- **YOUR OBJECTIVE**:
Reproduce the listing exactly and skip over any pictures.
(DATA TO EXAMINE)
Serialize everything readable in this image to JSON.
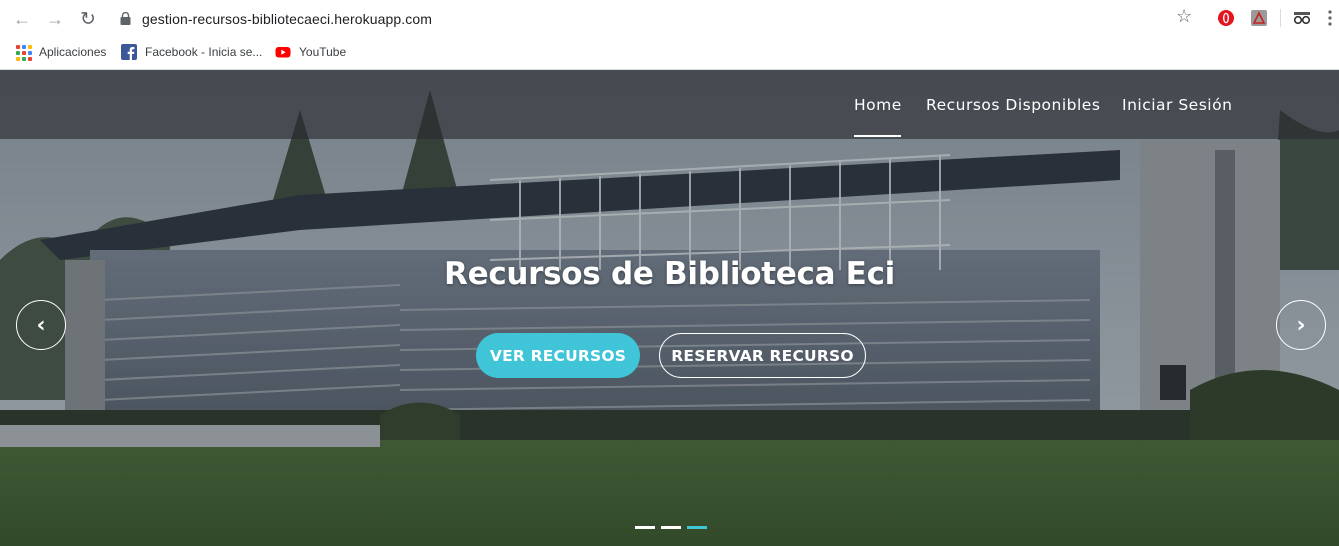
{
  "browser": {
    "url": "gestion-recursos-bibliotecaeci.herokuapp.com",
    "bookmarks": [
      {
        "label": "Aplicaciones",
        "icon": "apps-grid-icon"
      },
      {
        "label": "Facebook - Inicia se...",
        "icon": "facebook-icon"
      },
      {
        "label": "YouTube",
        "icon": "youtube-icon"
      }
    ],
    "extensions": [
      "opera-extension-icon",
      "pdf-extension-icon",
      "glasses-extension-icon"
    ]
  },
  "site": {
    "nav": {
      "home": "Home",
      "recursos": "Recursos Disponibles",
      "login": "Iniciar Sesión",
      "active": "home"
    },
    "hero": {
      "title": "Recursos de Biblioteca Eci",
      "primary_button": "VER RECURSOS",
      "secondary_button": "RESERVAR RECURSO",
      "prev_symbol": "‹",
      "next_symbol": "›",
      "slides": 3,
      "active_slide": 3
    }
  },
  "colors": {
    "accent": "#3fc4d8",
    "nav_bg": "#2a2c30",
    "text": "#ffffff"
  }
}
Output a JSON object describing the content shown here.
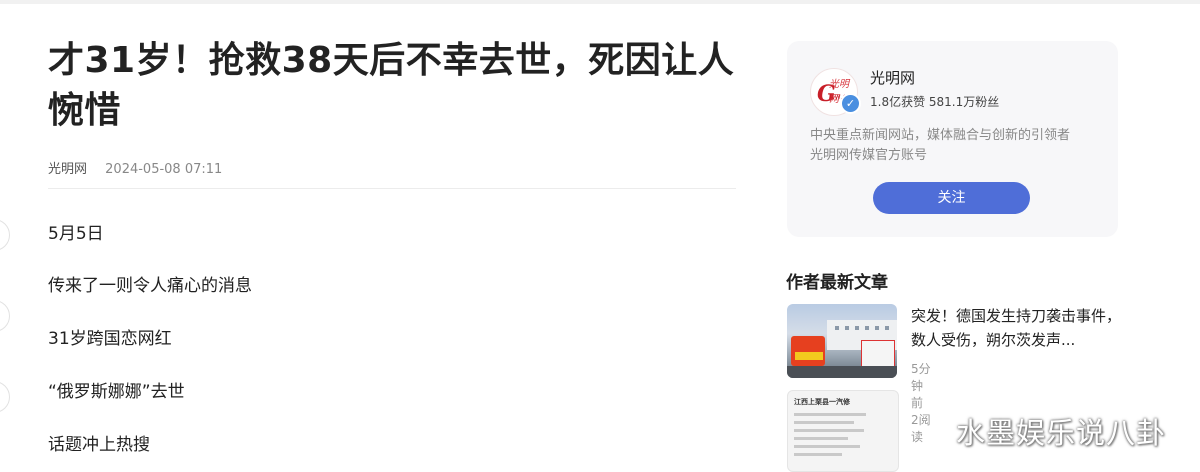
{
  "article": {
    "title": "才31岁！抢救38天后不幸去世，死因让人惋惜",
    "source": "光明网",
    "date": "2024-05-08 07:11",
    "paragraphs": [
      "5月5日",
      "传来了一则令人痛心的消息",
      "31岁跨国恋网红",
      "“俄罗斯娜娜”去世",
      "话题冲上热搜"
    ]
  },
  "author_card": {
    "name": "光明网",
    "stats": "1.8亿获赞 581.1万粉丝",
    "desc_lines": [
      "中央重点新闻网站，媒体融合与创新的引领者",
      "光明网传媒官方账号"
    ],
    "follow_label": "关注",
    "logo_letter": "G",
    "logo_script": "光明网",
    "logo_sub": "MW.CN",
    "verified_icon": "✓"
  },
  "latest": {
    "section_title": "作者最新文章",
    "items": [
      {
        "title": "突发！德国发生持刀袭击事件，数人受伤，朔尔茨发声...",
        "time": "5分钟前",
        "reads": "2阅读"
      },
      {
        "thumb_heading": "江西上栗县一汽修"
      }
    ]
  },
  "watermark": "水墨娱乐说八卦",
  "colors": {
    "accent": "#4f6ed8",
    "brand": "#c81e28"
  }
}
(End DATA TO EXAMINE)
- **WRITTEN RESPONSE**:
Serialize everything readable in this image to JSON.
{
  "browser": {
    "url": "gestion-recursos-bibliotecaeci.herokuapp.com",
    "bookmarks": [
      {
        "label": "Aplicaciones",
        "icon": "apps-grid-icon"
      },
      {
        "label": "Facebook - Inicia se...",
        "icon": "facebook-icon"
      },
      {
        "label": "YouTube",
        "icon": "youtube-icon"
      }
    ],
    "extensions": [
      "opera-extension-icon",
      "pdf-extension-icon",
      "glasses-extension-icon"
    ]
  },
  "site": {
    "nav": {
      "home": "Home",
      "recursos": "Recursos Disponibles",
      "login": "Iniciar Sesión",
      "active": "home"
    },
    "hero": {
      "title": "Recursos de Biblioteca Eci",
      "primary_button": "VER RECURSOS",
      "secondary_button": "RESERVAR RECURSO",
      "prev_symbol": "‹",
      "next_symbol": "›",
      "slides": 3,
      "active_slide": 3
    }
  },
  "colors": {
    "accent": "#3fc4d8",
    "nav_bg": "#2a2c30",
    "text": "#ffffff"
  }
}
Output a JSON object describing the content shown here.
{
  "article": {
    "title": "才31岁！抢救38天后不幸去世，死因让人惋惜",
    "source": "光明网",
    "date": "2024-05-08 07:11",
    "paragraphs": [
      "5月5日",
      "传来了一则令人痛心的消息",
      "31岁跨国恋网红",
      "“俄罗斯娜娜”去世",
      "话题冲上热搜"
    ]
  },
  "author_card": {
    "name": "光明网",
    "stats": "1.8亿获赞 581.1万粉丝",
    "desc_lines": [
      "中央重点新闻网站，媒体融合与创新的引领者",
      "光明网传媒官方账号"
    ],
    "follow_label": "关注",
    "logo_letter": "G",
    "logo_script": "光明网",
    "logo_sub": "MW.CN",
    "verified_icon": "✓"
  },
  "latest": {
    "section_title": "作者最新文章",
    "items": [
      {
        "title": "突发！德国发生持刀袭击事件，数人受伤，朔尔茨发声...",
        "time": "5分钟前",
        "reads": "2阅读"
      },
      {
        "thumb_heading": "江西上栗县一汽修"
      }
    ]
  },
  "watermark": "水墨娱乐说八卦",
  "colors": {
    "accent": "#4f6ed8",
    "brand": "#c81e28"
  }
}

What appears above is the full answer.